Imagine being, overnight, confined to a wheelchair for the rest of your life. This is the reality with which people with spinal cord injuries must deal with. Their whole existence is turned upside down without warning. No choice, they must make do. Even common tasks, such as taking a shower, suddenly become a challenge.
Just to meet their basic needs, their homes must be adapted to suit their disability, which requires a large cash output seeing as how current funding is still far from adequate. If as individuals we fail to meet our basic needs, how then is it possible to grow and lead a fulfilling life? Yet, with the right tools, it is possible to change things and realize small miracles. Did you know that a dance company is bringing together disabled and non-disabled artists to present performances? Corpuscle Dance has innovated in this sense in Québec. Although this model of an integrated dance company already exists elsewhere in the world, notably in England, prior to France Geoffroy no one had dared implement such a project in Québec. What is most noteworthy is that the essence of this company is to link together the mobility disabled with the nondisabled. They act as one, no matter an individual’s physical condition. Each has their place.
Corpuscle Dance has revealed itself to be a small miracle in these modern times by allowing the mobility disabled to evolve and grow in an artistic world. The company also produces staged performances with professionals, in addition to teaching the art of dance.
France Geoffroy is at the origin of this wonderful project and her story is most touching. At the age of 17 her life was forever changed following a diving accident. The diagnosis was brutal: she would have to live with reduced mobility for the rest of her life. At that time, France Geoffroy had intended to enter a dance program at CEGEP. Life, however, seemed to have thrown her on a different path. By sheer strength of determination and courage, she continued to pursue her passion for dance. This ultimately led her to England where she discovered integrated dance. Why did we not have this opportunity in Québec? Why not implement it here? France Geoffroy, accompanied by an English choreographer, returned to Montréal in order to bring forth integrated dance. A few years later, Corpuscule Dance was born.
The success of Corpuscle Dance is certainly multifaceted. France Geoffroy never gave up. She had a fighting spirit and knew to count on the right people to support her. It is a combination of circumstances that made this project possible. Having won a civil suit following her accident, it remains undeniable that financial support was one of the important factors enabling France Geoffroy to build her dance company. Being financially independent allowed her main focus to be on the dance company rather than on routine tasks, such as showering.
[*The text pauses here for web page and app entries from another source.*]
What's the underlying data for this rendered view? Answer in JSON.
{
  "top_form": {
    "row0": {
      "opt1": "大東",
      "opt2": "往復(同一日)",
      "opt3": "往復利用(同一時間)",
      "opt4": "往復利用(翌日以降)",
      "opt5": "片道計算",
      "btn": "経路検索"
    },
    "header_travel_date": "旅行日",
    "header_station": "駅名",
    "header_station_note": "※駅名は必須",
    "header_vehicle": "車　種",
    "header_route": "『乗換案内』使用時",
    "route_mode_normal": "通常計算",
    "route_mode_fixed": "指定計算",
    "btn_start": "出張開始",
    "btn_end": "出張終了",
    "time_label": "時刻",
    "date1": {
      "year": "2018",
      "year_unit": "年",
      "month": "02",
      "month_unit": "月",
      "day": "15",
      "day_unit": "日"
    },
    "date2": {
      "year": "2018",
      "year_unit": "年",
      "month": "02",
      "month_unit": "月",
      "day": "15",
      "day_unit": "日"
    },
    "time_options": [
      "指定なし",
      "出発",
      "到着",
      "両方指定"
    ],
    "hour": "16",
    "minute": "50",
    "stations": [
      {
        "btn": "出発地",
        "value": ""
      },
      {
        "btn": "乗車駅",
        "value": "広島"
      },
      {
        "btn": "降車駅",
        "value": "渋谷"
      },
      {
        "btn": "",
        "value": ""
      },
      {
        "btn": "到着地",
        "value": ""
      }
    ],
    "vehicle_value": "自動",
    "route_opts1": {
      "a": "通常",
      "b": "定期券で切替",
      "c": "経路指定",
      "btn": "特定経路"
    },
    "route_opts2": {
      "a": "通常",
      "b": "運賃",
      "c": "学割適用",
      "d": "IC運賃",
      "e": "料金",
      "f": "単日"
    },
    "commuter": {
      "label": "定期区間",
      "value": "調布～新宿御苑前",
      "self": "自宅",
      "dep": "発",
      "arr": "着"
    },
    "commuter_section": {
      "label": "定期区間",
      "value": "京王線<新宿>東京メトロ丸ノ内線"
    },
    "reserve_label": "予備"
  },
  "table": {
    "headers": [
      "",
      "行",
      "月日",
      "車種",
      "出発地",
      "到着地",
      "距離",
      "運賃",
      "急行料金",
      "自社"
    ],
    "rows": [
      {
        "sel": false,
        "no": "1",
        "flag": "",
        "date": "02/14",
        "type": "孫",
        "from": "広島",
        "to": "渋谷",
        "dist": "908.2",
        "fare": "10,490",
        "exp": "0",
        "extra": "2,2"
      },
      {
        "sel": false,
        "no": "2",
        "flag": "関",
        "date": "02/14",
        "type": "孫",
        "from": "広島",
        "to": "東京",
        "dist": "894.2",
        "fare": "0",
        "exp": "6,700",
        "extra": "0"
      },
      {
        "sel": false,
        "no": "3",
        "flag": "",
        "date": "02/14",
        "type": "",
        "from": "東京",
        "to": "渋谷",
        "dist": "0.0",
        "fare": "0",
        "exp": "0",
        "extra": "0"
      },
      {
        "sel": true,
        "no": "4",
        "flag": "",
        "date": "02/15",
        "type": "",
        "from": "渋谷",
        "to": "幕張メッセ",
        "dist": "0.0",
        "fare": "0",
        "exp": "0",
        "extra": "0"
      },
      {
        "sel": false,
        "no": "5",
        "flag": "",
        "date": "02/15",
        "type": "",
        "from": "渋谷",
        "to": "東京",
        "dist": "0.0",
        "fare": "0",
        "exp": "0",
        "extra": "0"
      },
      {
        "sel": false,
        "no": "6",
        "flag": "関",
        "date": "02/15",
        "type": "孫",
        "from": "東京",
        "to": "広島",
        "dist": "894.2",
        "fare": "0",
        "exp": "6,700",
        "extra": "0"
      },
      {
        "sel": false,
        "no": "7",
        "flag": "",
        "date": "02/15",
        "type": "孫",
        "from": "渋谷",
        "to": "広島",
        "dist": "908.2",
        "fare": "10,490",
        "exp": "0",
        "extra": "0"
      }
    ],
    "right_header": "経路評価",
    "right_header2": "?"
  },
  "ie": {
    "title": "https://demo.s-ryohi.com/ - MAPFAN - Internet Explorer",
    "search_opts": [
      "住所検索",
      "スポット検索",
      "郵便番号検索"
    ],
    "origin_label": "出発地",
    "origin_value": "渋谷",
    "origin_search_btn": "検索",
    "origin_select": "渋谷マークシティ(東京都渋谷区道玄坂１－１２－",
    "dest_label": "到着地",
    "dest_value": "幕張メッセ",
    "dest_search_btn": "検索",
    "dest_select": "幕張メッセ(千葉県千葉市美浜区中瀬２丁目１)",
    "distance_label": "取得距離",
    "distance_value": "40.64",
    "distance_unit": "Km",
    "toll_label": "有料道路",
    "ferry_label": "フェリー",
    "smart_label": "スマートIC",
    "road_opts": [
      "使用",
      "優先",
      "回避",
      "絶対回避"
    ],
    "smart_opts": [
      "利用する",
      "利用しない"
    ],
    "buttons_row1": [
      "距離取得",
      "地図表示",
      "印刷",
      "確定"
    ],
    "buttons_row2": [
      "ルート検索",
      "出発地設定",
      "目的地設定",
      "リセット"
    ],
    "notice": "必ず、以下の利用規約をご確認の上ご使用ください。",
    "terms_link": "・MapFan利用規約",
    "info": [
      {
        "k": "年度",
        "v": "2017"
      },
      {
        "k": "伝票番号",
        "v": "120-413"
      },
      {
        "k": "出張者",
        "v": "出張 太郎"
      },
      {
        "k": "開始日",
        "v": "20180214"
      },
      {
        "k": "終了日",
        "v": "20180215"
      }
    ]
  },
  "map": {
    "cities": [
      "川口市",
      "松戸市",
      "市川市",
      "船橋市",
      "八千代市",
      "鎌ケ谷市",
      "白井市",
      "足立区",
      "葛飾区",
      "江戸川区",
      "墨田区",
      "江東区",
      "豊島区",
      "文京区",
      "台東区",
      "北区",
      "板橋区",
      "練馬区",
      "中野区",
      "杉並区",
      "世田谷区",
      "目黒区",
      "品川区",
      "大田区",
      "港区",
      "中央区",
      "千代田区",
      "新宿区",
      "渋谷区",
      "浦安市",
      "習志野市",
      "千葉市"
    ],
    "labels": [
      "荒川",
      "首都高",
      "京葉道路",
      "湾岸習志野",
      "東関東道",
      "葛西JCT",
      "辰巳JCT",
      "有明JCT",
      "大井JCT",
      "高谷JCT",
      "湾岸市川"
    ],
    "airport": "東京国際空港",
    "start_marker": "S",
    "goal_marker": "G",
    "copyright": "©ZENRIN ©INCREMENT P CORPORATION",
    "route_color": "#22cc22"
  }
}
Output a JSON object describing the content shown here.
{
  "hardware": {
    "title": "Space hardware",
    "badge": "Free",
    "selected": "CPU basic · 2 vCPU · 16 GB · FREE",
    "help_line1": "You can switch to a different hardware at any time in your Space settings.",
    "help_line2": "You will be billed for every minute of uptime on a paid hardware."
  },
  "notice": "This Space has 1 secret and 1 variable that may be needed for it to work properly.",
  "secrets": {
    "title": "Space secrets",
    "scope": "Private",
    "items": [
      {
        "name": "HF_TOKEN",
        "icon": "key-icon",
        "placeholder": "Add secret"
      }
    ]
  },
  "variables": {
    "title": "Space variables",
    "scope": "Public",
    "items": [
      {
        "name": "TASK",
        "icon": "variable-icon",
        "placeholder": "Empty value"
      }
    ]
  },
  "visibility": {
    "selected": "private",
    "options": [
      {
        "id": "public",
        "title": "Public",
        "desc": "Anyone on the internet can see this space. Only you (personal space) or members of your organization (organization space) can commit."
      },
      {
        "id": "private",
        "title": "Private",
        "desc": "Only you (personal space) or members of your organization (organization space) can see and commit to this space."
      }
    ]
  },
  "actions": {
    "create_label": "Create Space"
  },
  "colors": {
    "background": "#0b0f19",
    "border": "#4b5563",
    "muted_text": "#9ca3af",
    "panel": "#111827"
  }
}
Unfortunately, this is not the case for all people affected by spinal cord injuries. Some do not even have the financial resources to adapt their homes appropriately. Yet, as illustrated by the example of France Geoffroy, with the right tools great things can be accomplished thereby enabling individuals to achieve their full potential.
It is precisely for this reason that the Adapte-Toit Foundation exists. Our mission is to help people with spinal cord injuries have facilitated access to their homes, to help them become more independent, to promote their social inclusion and enable them to continue to have an active life. Once these have been accomplished, it becomes much easier to find one’s place in society.
If you want to help the spinal cord injured regain their independence and thrive despite their new situation, offer a gift to the Adapte-Toit Foundation.